What the exercise asks: All lines holding the word "will" are to be copied from the records beneath.

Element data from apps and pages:
● ● ● ● ●

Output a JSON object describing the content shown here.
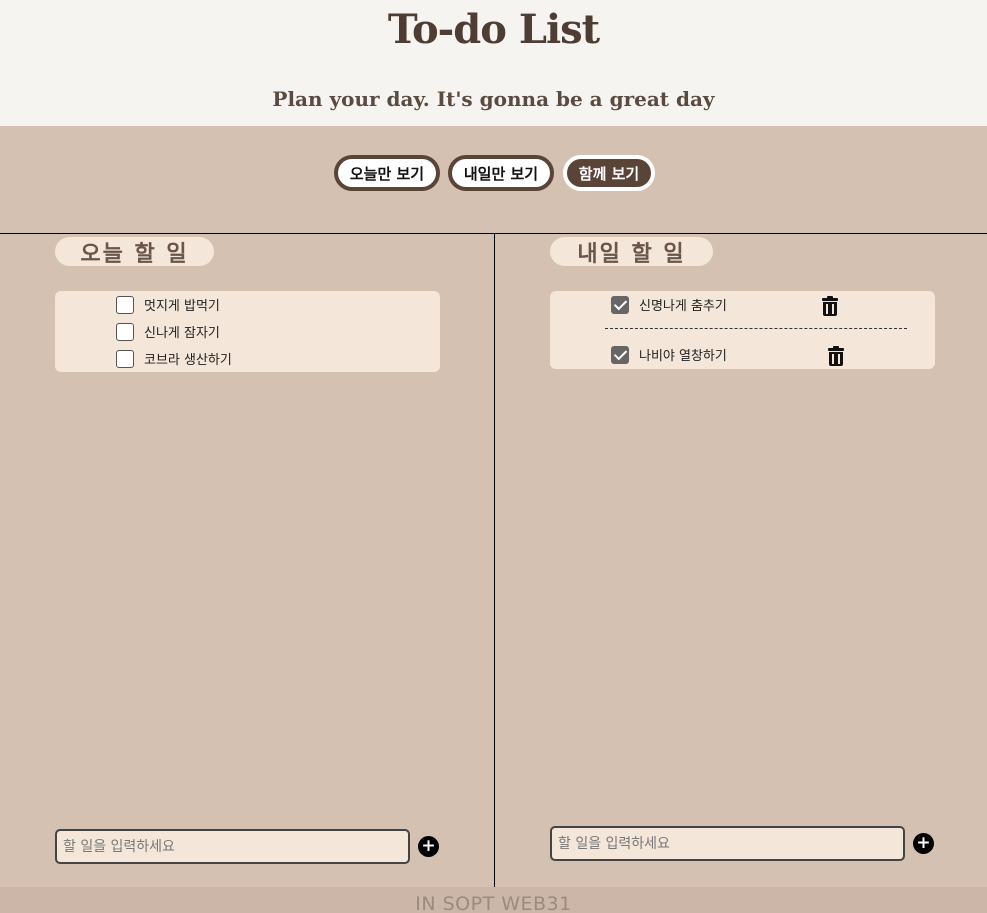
{
  "header": {
    "title": "To-do List",
    "subtitle": "Plan your day. It's gonna be a great day"
  },
  "filters": {
    "today_only": "오늘만 보기",
    "tomorrow_only": "내일만 보기",
    "both": "함께 보기",
    "active": "both"
  },
  "today": {
    "title": "오늘 할 일",
    "items": [
      {
        "text": "멋지게 밥먹기",
        "checked": false
      },
      {
        "text": "신나게 잠자기",
        "checked": false
      },
      {
        "text": "코브라 생산하기",
        "checked": false
      }
    ],
    "input_placeholder": "할 일을 입력하세요",
    "add_label": "+"
  },
  "tomorrow": {
    "title": "내일 할 일",
    "items": [
      {
        "text": "신명나게 춤추기",
        "checked": true
      },
      {
        "text": "나비야 열창하기",
        "checked": true
      }
    ],
    "input_placeholder": "할 일을 입력하세요",
    "add_label": "+"
  },
  "footer": {
    "text": "IN SOPT WEB31"
  },
  "colors": {
    "background": "#d4c1b1",
    "header_bg": "#f5f4f0",
    "card_bg": "#f4e6d9",
    "accent": "#5a4438"
  },
  "icons": {
    "delete": "trash-icon",
    "add": "plus-circle-icon",
    "check": "checkbox-icon"
  }
}
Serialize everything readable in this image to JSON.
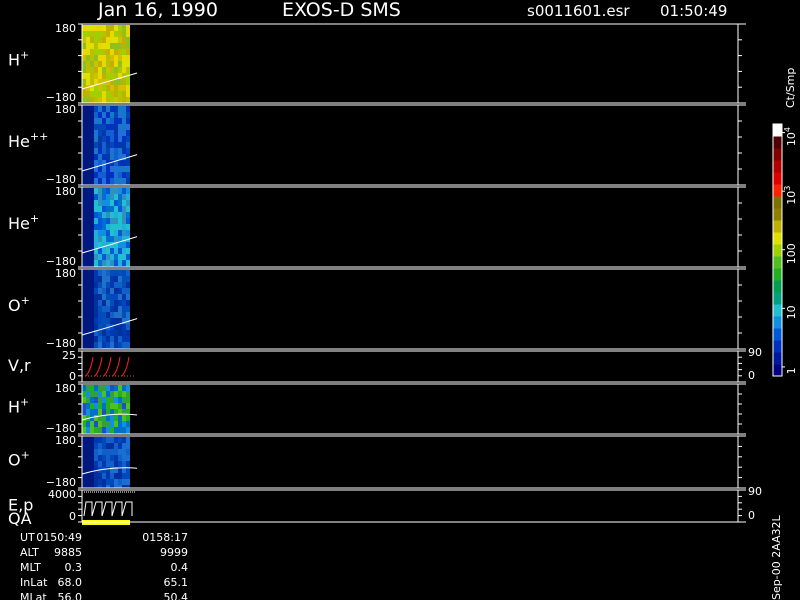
{
  "header": {
    "date": "Jan 16, 1990",
    "instrument": "EXOS-D SMS",
    "file": "s0011601.esr",
    "time": "01:50:49"
  },
  "colorbar": {
    "unit": "Ct/Smp",
    "ticks": [
      "1",
      "10",
      "100",
      "10",
      "10"
    ],
    "tick_exp": [
      "",
      "",
      "",
      "3",
      "4"
    ],
    "tick_values": [
      1,
      10,
      100,
      1000,
      10000
    ],
    "colors": [
      "#000080",
      "#0018a0",
      "#0030c0",
      "#0058d8",
      "#1090e0",
      "#20c0d0",
      "#00a080",
      "#00a050",
      "#20b020",
      "#50c020",
      "#a0d000",
      "#e0e000",
      "#c0b000",
      "#908000",
      "#807000",
      "#ff2000",
      "#e00000",
      "#b00000",
      "#800000",
      "#500000",
      "#ffffff"
    ]
  },
  "panels": [
    {
      "label": "H",
      "sup": "+",
      "ymax": "180",
      "ymin": "−180",
      "palette": "h",
      "rightLabels": []
    },
    {
      "label": "He",
      "sup": "++",
      "ymax": "180",
      "ymin": "−180",
      "palette": "he2",
      "rightLabels": []
    },
    {
      "label": "He",
      "sup": "+",
      "ymax": "180",
      "ymin": "−180",
      "palette": "he1",
      "rightLabels": []
    },
    {
      "label": "O",
      "sup": "+",
      "ymax": "180",
      "ymin": "−180",
      "palette": "o",
      "rightLabels": []
    },
    {
      "label": "V,r",
      "sup": "",
      "ymax": "25",
      "ymin": "0",
      "palette": "vr",
      "rightLabels": [
        "90",
        "0"
      ]
    },
    {
      "label": "H",
      "sup": "+",
      "ymax": "180",
      "ymin": "−180",
      "palette": "h2",
      "rightLabels": []
    },
    {
      "label": "O",
      "sup": "+",
      "ymax": "180",
      "ymin": "−180",
      "palette": "o2",
      "rightLabels": []
    },
    {
      "label": "E,p",
      "sup": "",
      "label2": "QA",
      "ymax": "4000",
      "ymin": "0",
      "palette": "ep",
      "rightLabels": [
        "90",
        "0"
      ]
    }
  ],
  "ephemeris": {
    "rows": [
      {
        "label": "UT",
        "v1": "0150:49",
        "v2": "0158:17"
      },
      {
        "label": "ALT",
        "v1": "9885",
        "v2": "9999"
      },
      {
        "label": "MLT",
        "v1": "0.3",
        "v2": "0.4"
      },
      {
        "label": "InLat",
        "v1": "68.0",
        "v2": "65.1"
      },
      {
        "label": "MLat",
        "v1": "56.0",
        "v2": "50.4"
      }
    ]
  },
  "footer": {
    "version": "Sep-00 2AA32L"
  }
}
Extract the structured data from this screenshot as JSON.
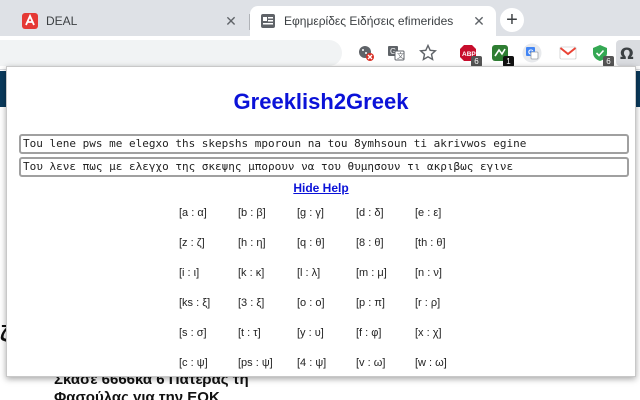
{
  "tabs": [
    {
      "title": "DEAL",
      "active": false,
      "favicon": "red-deal-logo-icon"
    },
    {
      "title": "Εφημερίδες Ειδήσεις efimerides",
      "active": true,
      "favicon": "news-site-icon"
    }
  ],
  "extensions": {
    "abp_badge": "6",
    "green_badge": "1",
    "shield_badge": "6"
  },
  "background": {
    "headline_line1": "Σκάσε 6666κα 6 Πατέρας τη",
    "headline_line2": "Φασούλας για την ΕΟΚ",
    "left_edge": "ζ"
  },
  "popup": {
    "title": "Greeklish2Greek",
    "latin_text": "Tou lene pws me elegxo ths skepshs mporoun na tou 8ymhsoun ti akrivwos egine",
    "greek_text": "Του λενε πως με ελεγχο της σκεψης μπορουν να του θυμησουν τι ακριβως εγινε",
    "hide_help": "Hide Help",
    "mappings": [
      [
        "[a : α]",
        "[b : β]",
        "[g : γ]",
        "[d : δ]",
        "[e : ε]"
      ],
      [
        "[z : ζ]",
        "[h : η]",
        "[q : θ]",
        "[8 : θ]",
        "[th : θ]"
      ],
      [
        "[i : ι]",
        "[k : κ]",
        "[l : λ]",
        "[m : μ]",
        "[n : ν]"
      ],
      [
        "[ks : ξ]",
        "[3 : ξ]",
        "[o : ο]",
        "[p : π]",
        "[r : ρ]"
      ],
      [
        "[s : σ]",
        "[t : τ]",
        "[y : υ]",
        "[f : φ]",
        "[x : χ]"
      ],
      [
        "[c : ψ]",
        "[ps : ψ]",
        "[4 : ψ]",
        "[v : ω]",
        "[w : ω]"
      ]
    ]
  },
  "colors": {
    "accent": "#0b12d8",
    "tabstrip": "#dee1e6",
    "navbar": "#0a3a5c"
  }
}
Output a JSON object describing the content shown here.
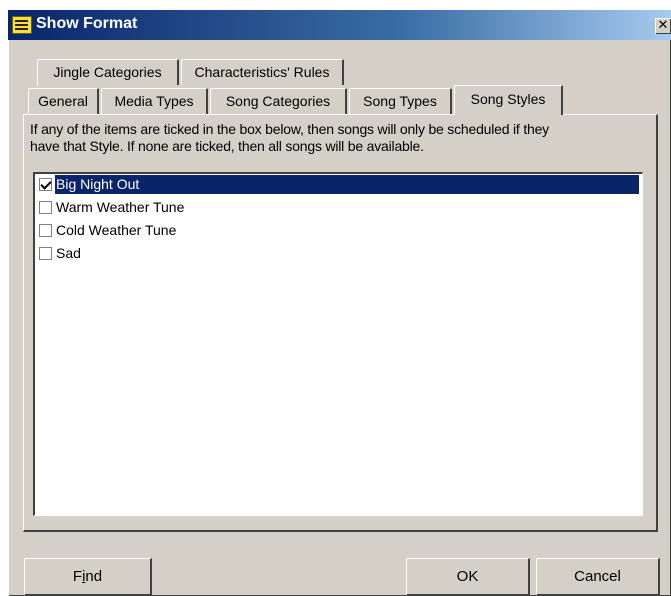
{
  "window": {
    "title": "Show Format",
    "close_glyph": "✕"
  },
  "tabs": {
    "row_back": [
      {
        "label": "Jingle Categories"
      },
      {
        "label": "Characteristics' Rules"
      }
    ],
    "row_front": [
      {
        "label": "General"
      },
      {
        "label": "Media Types"
      },
      {
        "label": "Song Categories"
      },
      {
        "label": "Song Types"
      },
      {
        "label": "Song Styles",
        "active": true
      }
    ]
  },
  "panel": {
    "description_line1": "If any of the items are ticked in the box below, then songs will only be scheduled if they",
    "description_line2": "have that Style. If none are ticked, then all songs will be available."
  },
  "styles_list": [
    {
      "label": "Big Night Out",
      "checked": true,
      "selected": true
    },
    {
      "label": "Warm Weather Tune",
      "checked": false,
      "selected": false
    },
    {
      "label": "Cold Weather Tune",
      "checked": false,
      "selected": false
    },
    {
      "label": "Sad",
      "checked": false,
      "selected": false
    }
  ],
  "buttons": {
    "find": {
      "prefix": "F",
      "underlined": "i",
      "suffix": "nd"
    },
    "ok": "OK",
    "cancel": "Cancel"
  },
  "colors": {
    "selection": "#0a246a",
    "face": "#d4d0c8"
  }
}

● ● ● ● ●

Response area:
    "description_line1": "If any of the items are ticked in the box below, then songs will only be scheduled if they",
    "description_line2": "have that Style. If none are ticked, then all songs will be available."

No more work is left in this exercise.